((

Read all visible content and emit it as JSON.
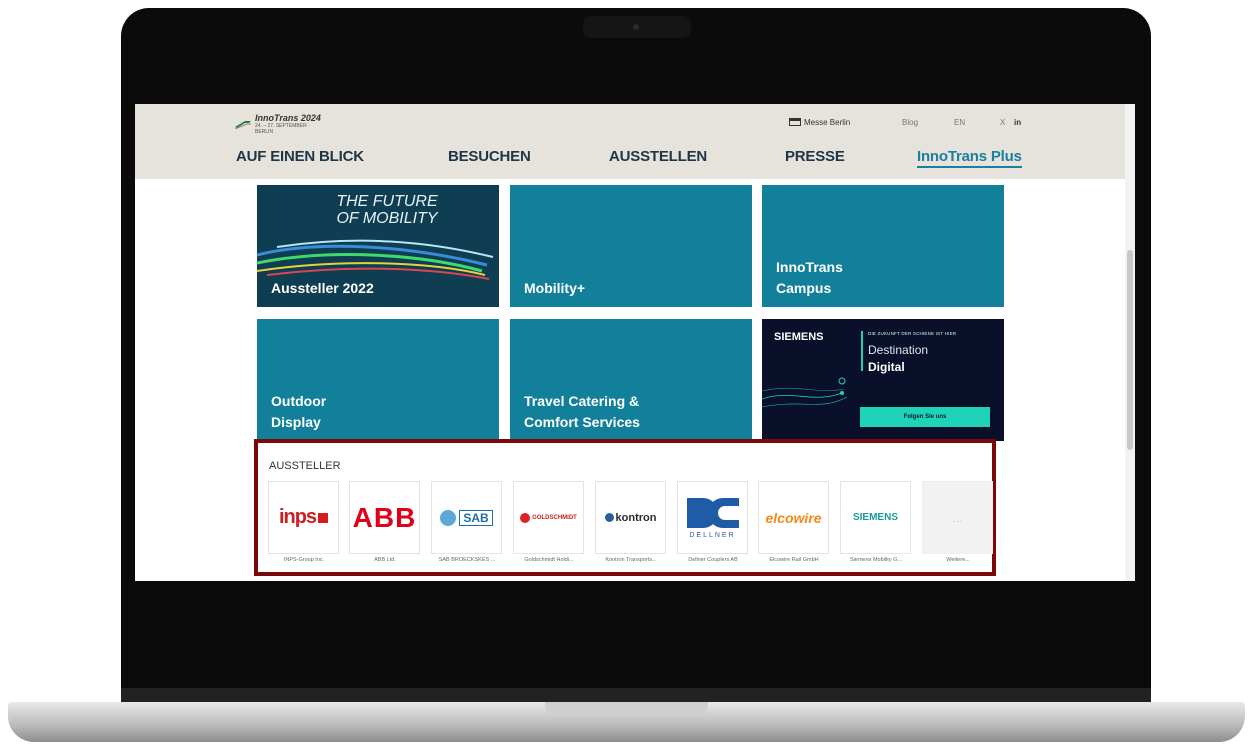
{
  "header": {
    "logo_title": "InnoTrans 2024",
    "logo_date": "24. – 27. SEPTEMBER · BERLIN",
    "messe": "Messe Berlin",
    "blog": "Blog",
    "lang": "EN",
    "social_x": "X",
    "social_in": "in"
  },
  "nav": {
    "items": [
      "AUF EINEN BLICK",
      "BESUCHEN",
      "AUSSTELLEN",
      "PRESSE",
      "InnoTrans Plus"
    ]
  },
  "tiles": {
    "future": "THE FUTURE\nOF MOBILITY",
    "aussteller": "Aussteller 2022",
    "mobility": "Mobility+",
    "campus": "InnoTrans\nCampus",
    "outdoor": "Outdoor\nDisplay",
    "catering": "Travel Catering &\nComfort Services"
  },
  "ad": {
    "brand": "SIEMENS",
    "small": "DIE ZUKUNFT DER SCHIENE IST HIER",
    "dest": "Destination",
    "digital": "Digital",
    "button": "Folgen Sie uns"
  },
  "exhibitors": {
    "title": "AUSSTELLER",
    "items": [
      {
        "logo": "inps",
        "name": "INPS-Group Inc."
      },
      {
        "logo": "ABB",
        "name": "ABB Ltd."
      },
      {
        "logo": "SAB",
        "name": "SAB BROECKSKES ..."
      },
      {
        "logo": "GOLDSCHMIDT",
        "name": "Goldschmidt Holdi..."
      },
      {
        "logo": "kontron",
        "name": "Kontron Transports..."
      },
      {
        "logo": "DELLNER",
        "name": "Dellner Couplers AB"
      },
      {
        "logo": "elcowire",
        "name": "Elcowire Rail GmbH"
      },
      {
        "logo": "SIEMENS",
        "name": "Siemens Mobility G..."
      },
      {
        "logo": "...",
        "name": "Weitere..."
      }
    ]
  },
  "colors": {
    "tile": "#12809b",
    "nav_text": "#1e3645",
    "highlight_border": "#7a0a0a",
    "header_bg": "#e6e3dc"
  }
}
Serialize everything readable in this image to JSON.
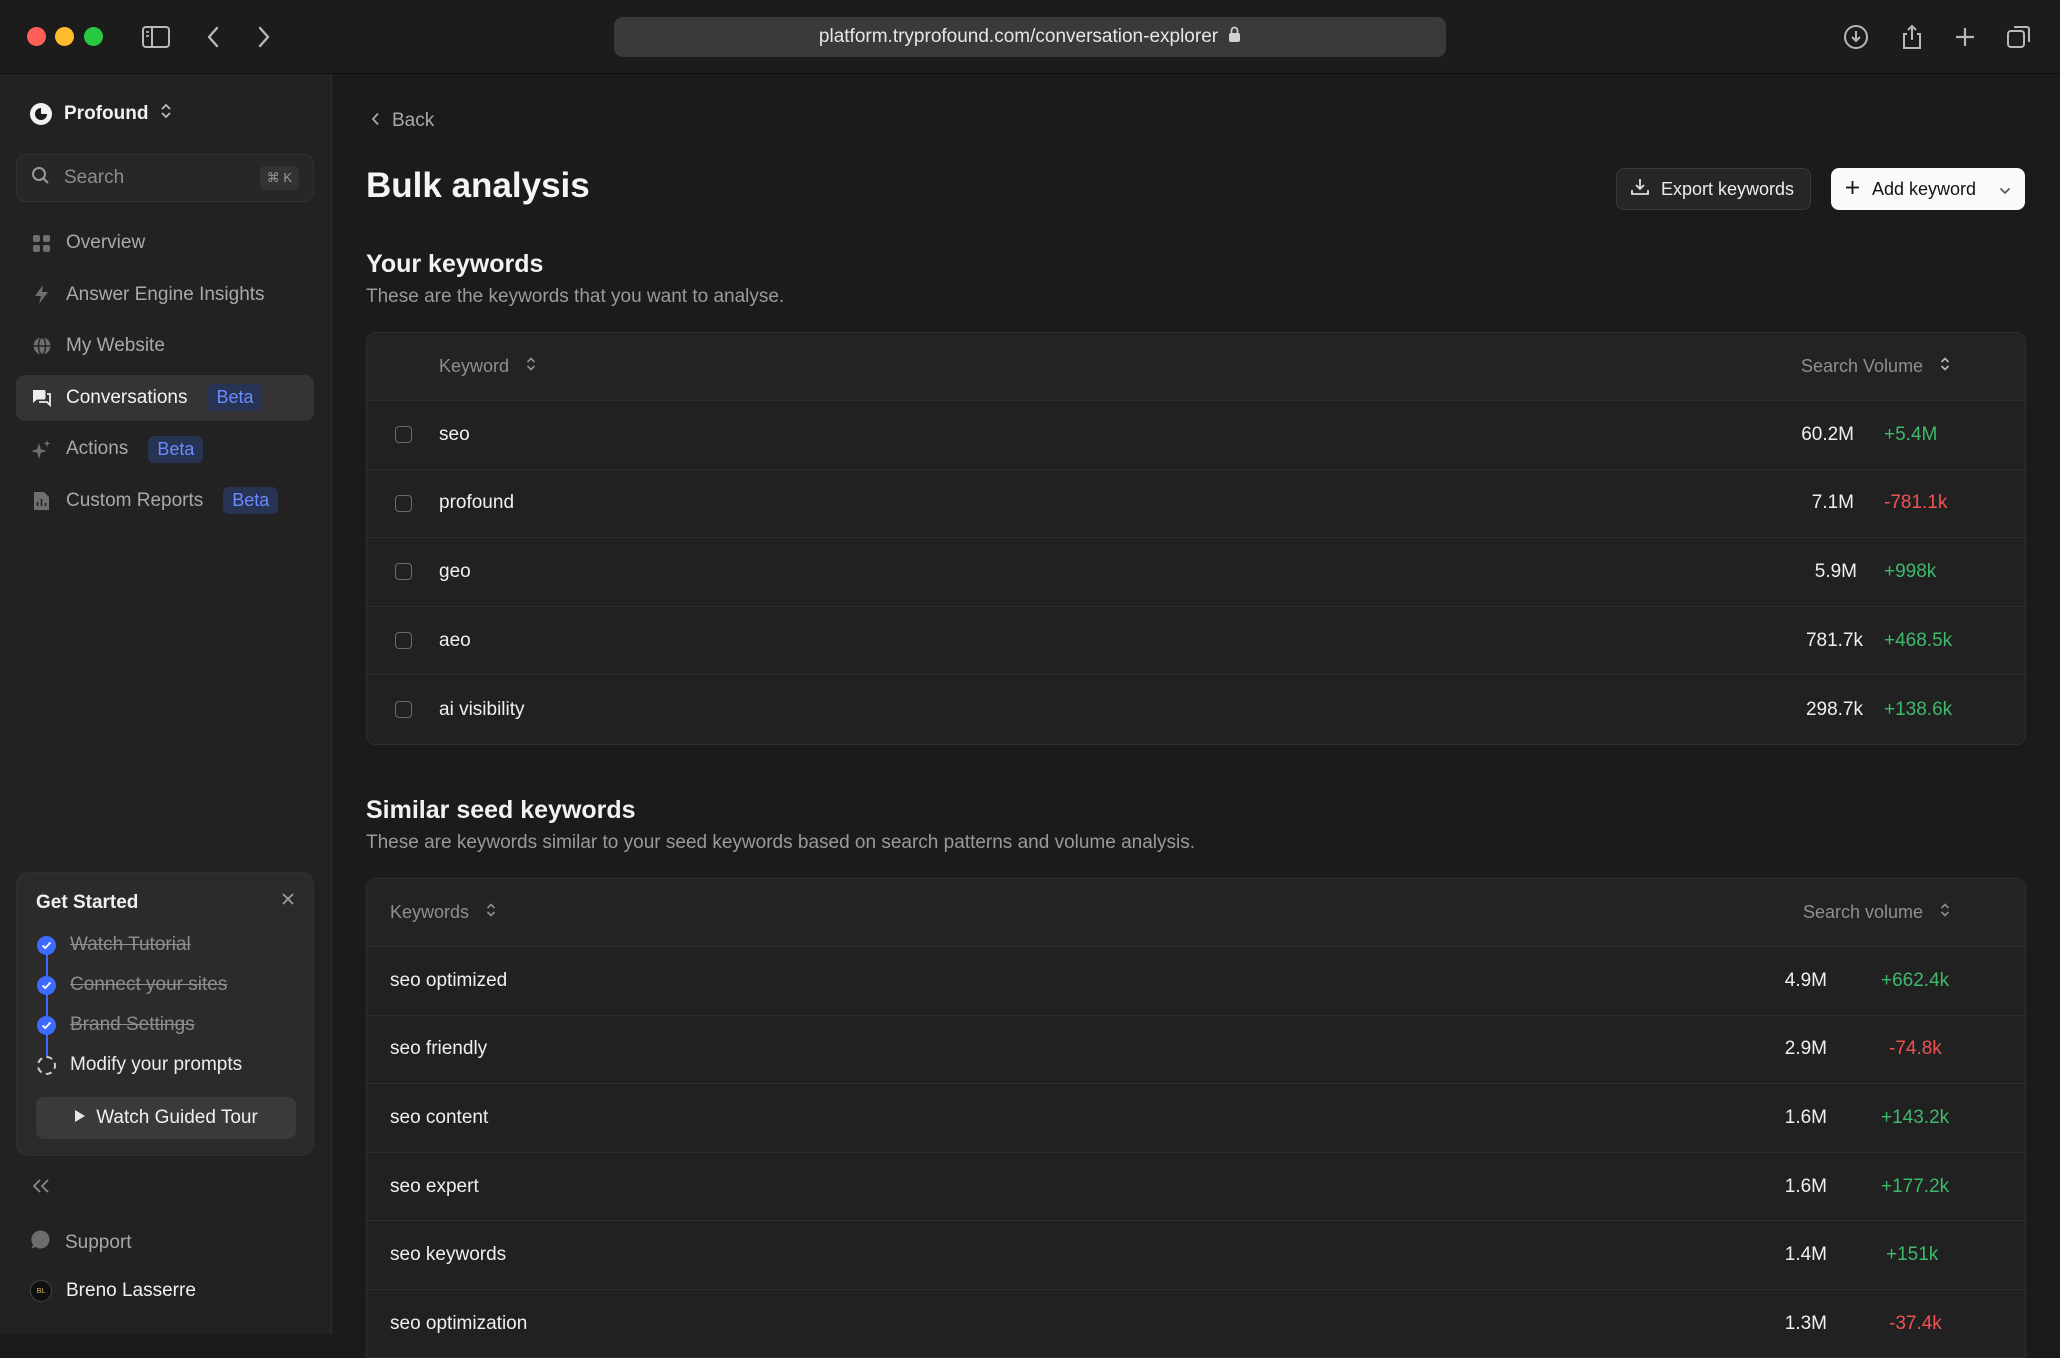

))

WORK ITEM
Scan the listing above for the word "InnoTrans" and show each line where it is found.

FINAL ANSWER
    "logo_title": "InnoTrans 2024",
      "InnoTrans Plus"
    "campus": "InnoTrans\nCampus",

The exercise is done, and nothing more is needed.